• [Exercise input]
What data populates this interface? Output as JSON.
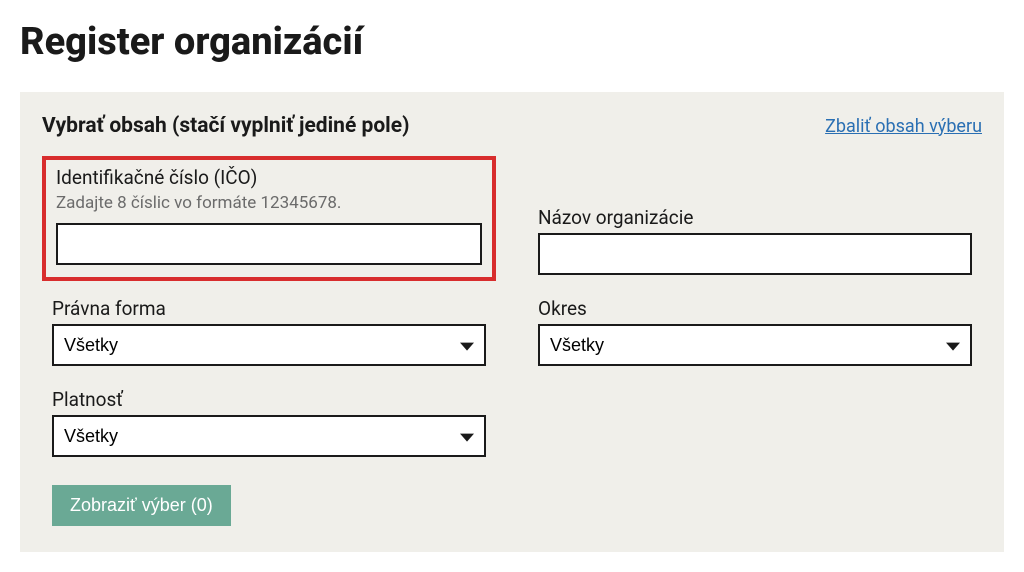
{
  "page": {
    "title": "Register organizácií"
  },
  "panel": {
    "title": "Vybrať obsah (stačí vyplniť jediné pole)",
    "collapse_link": "Zbaliť obsah výberu"
  },
  "fields": {
    "ico": {
      "label": "Identifikačné číslo (IČO)",
      "hint": "Zadajte 8 číslic vo formáte 12345678.",
      "value": ""
    },
    "org_name": {
      "label": "Názov organizácie",
      "value": ""
    },
    "legal_form": {
      "label": "Právna forma",
      "selected": "Všetky"
    },
    "district": {
      "label": "Okres",
      "selected": "Všetky"
    },
    "validity": {
      "label": "Platnosť",
      "selected": "Všetky"
    }
  },
  "actions": {
    "submit": "Zobraziť výber (0)"
  }
}
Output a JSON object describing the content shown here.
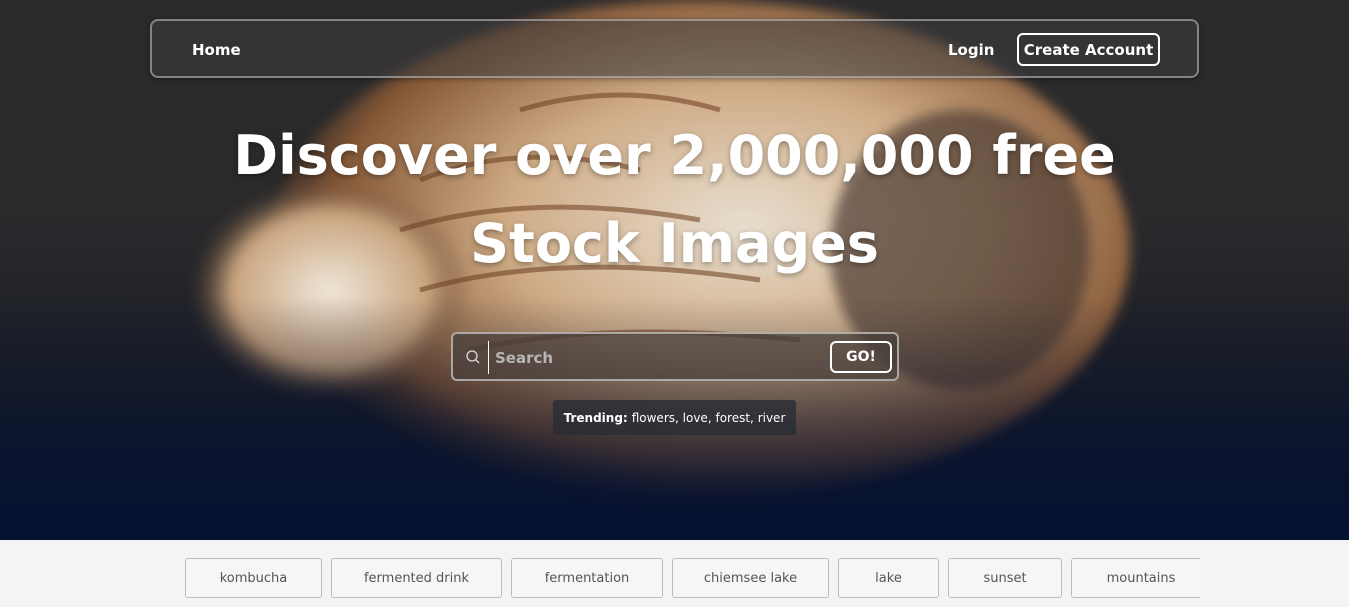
{
  "nav": {
    "home_label": "Home",
    "login_label": "Login",
    "create_account_label": "Create Account"
  },
  "hero": {
    "headline_line1": "Discover over 2,000,000 free",
    "headline_line2": "Stock Images"
  },
  "search": {
    "placeholder": "Search",
    "value": "",
    "go_label": "GO!",
    "icon": "search-icon"
  },
  "trending": {
    "label": "Trending:",
    "items": [
      "flowers",
      "love",
      "forest",
      "river"
    ]
  },
  "tags": [
    "kombucha",
    "fermented drink",
    "fermentation",
    "chiemsee lake",
    "lake",
    "sunset",
    "mountains"
  ],
  "colors": {
    "hero_bottom": "#061231",
    "tag_border": "#bdbdbd",
    "page_bg": "#f4f4f4"
  }
}
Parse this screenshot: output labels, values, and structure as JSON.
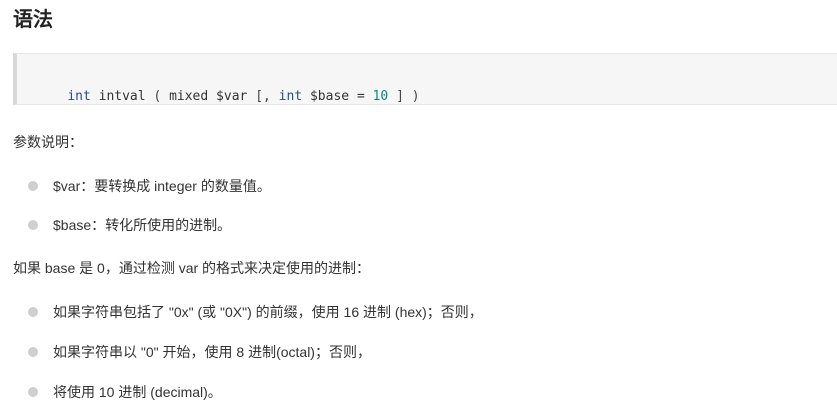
{
  "heading": "语法",
  "code": {
    "tokens": [
      {
        "t": "int",
        "c": "kw"
      },
      {
        "t": " intval ",
        "c": "id"
      },
      {
        "t": "(",
        "c": "punc"
      },
      {
        "t": " mixed ",
        "c": "id"
      },
      {
        "t": "$var ",
        "c": "var"
      },
      {
        "t": "[,",
        "c": "punc"
      },
      {
        "t": " ",
        "c": "id"
      },
      {
        "t": "int",
        "c": "kw"
      },
      {
        "t": " $base ",
        "c": "var"
      },
      {
        "t": "=",
        "c": "op"
      },
      {
        "t": " ",
        "c": "id"
      },
      {
        "t": "10",
        "c": "num"
      },
      {
        "t": " ",
        "c": "id"
      },
      {
        "t": "]",
        "c": "punc"
      },
      {
        "t": " ",
        "c": "id"
      },
      {
        "t": ")",
        "c": "punc"
      }
    ]
  },
  "params_intro": "参数说明：",
  "params": [
    "$var：要转换成 integer 的数量值。",
    "$base：转化所使用的进制。"
  ],
  "base_intro": "如果 base 是 0，通过检测 var 的格式来决定使用的进制：",
  "base_rules": [
    "如果字符串包括了 \"0x\" (或 \"0X\") 的前缀，使用 16 进制 (hex)；否则，",
    "如果字符串以 \"0\" 开始，使用 8 进制(octal)；否则，",
    "将使用 10 进制 (decimal)。"
  ]
}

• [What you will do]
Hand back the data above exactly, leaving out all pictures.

• [Written solution]
What data populates this interface? Output as JSON.
{
  "page": {
    "title": "Register organizácií"
  },
  "panel": {
    "title": "Vybrať obsah (stačí vyplniť jediné pole)",
    "collapse_link": "Zbaliť obsah výberu"
  },
  "fields": {
    "ico": {
      "label": "Identifikačné číslo (IČO)",
      "hint": "Zadajte 8 číslic vo formáte 12345678.",
      "value": ""
    },
    "org_name": {
      "label": "Názov organizácie",
      "value": ""
    },
    "legal_form": {
      "label": "Právna forma",
      "selected": "Všetky"
    },
    "district": {
      "label": "Okres",
      "selected": "Všetky"
    },
    "validity": {
      "label": "Platnosť",
      "selected": "Všetky"
    }
  },
  "actions": {
    "submit": "Zobraziť výber (0)"
  }
}
Output a JSON object describing the content shown here.
{
  "nav": {
    "home_label": "Home",
    "login_label": "Login",
    "create_account_label": "Create Account"
  },
  "hero": {
    "headline_line1": "Discover over 2,000,000 free",
    "headline_line2": "Stock Images"
  },
  "search": {
    "placeholder": "Search",
    "value": "",
    "go_label": "GO!",
    "icon": "search-icon"
  },
  "trending": {
    "label": "Trending:",
    "items": [
      "flowers",
      "love",
      "forest",
      "river"
    ]
  },
  "tags": [
    "kombucha",
    "fermented drink",
    "fermentation",
    "chiemsee lake",
    "lake",
    "sunset",
    "mountains"
  ],
  "colors": {
    "hero_bottom": "#061231",
    "tag_border": "#bdbdbd",
    "page_bg": "#f4f4f4"
  }
}
Parse this screenshot: output labels, values, and structure as JSON.
{
  "heading": "语法",
  "code": {
    "tokens": [
      {
        "t": "int",
        "c": "kw"
      },
      {
        "t": " intval ",
        "c": "id"
      },
      {
        "t": "(",
        "c": "punc"
      },
      {
        "t": " mixed ",
        "c": "id"
      },
      {
        "t": "$var ",
        "c": "var"
      },
      {
        "t": "[,",
        "c": "punc"
      },
      {
        "t": " ",
        "c": "id"
      },
      {
        "t": "int",
        "c": "kw"
      },
      {
        "t": " $base ",
        "c": "var"
      },
      {
        "t": "=",
        "c": "op"
      },
      {
        "t": " ",
        "c": "id"
      },
      {
        "t": "10",
        "c": "num"
      },
      {
        "t": " ",
        "c": "id"
      },
      {
        "t": "]",
        "c": "punc"
      },
      {
        "t": " ",
        "c": "id"
      },
      {
        "t": ")",
        "c": "punc"
      }
    ]
  },
  "params_intro": "参数说明：",
  "params": [
    "$var：要转换成 integer 的数量值。",
    "$base：转化所使用的进制。"
  ],
  "base_intro": "如果 base 是 0，通过检测 var 的格式来决定使用的进制：",
  "base_rules": [
    "如果字符串包括了 \"0x\" (或 \"0X\") 的前缀，使用 16 进制 (hex)；否则，",
    "如果字符串以 \"0\" 开始，使用 8 进制(octal)；否则，",
    "将使用 10 进制 (decimal)。"
  ]
}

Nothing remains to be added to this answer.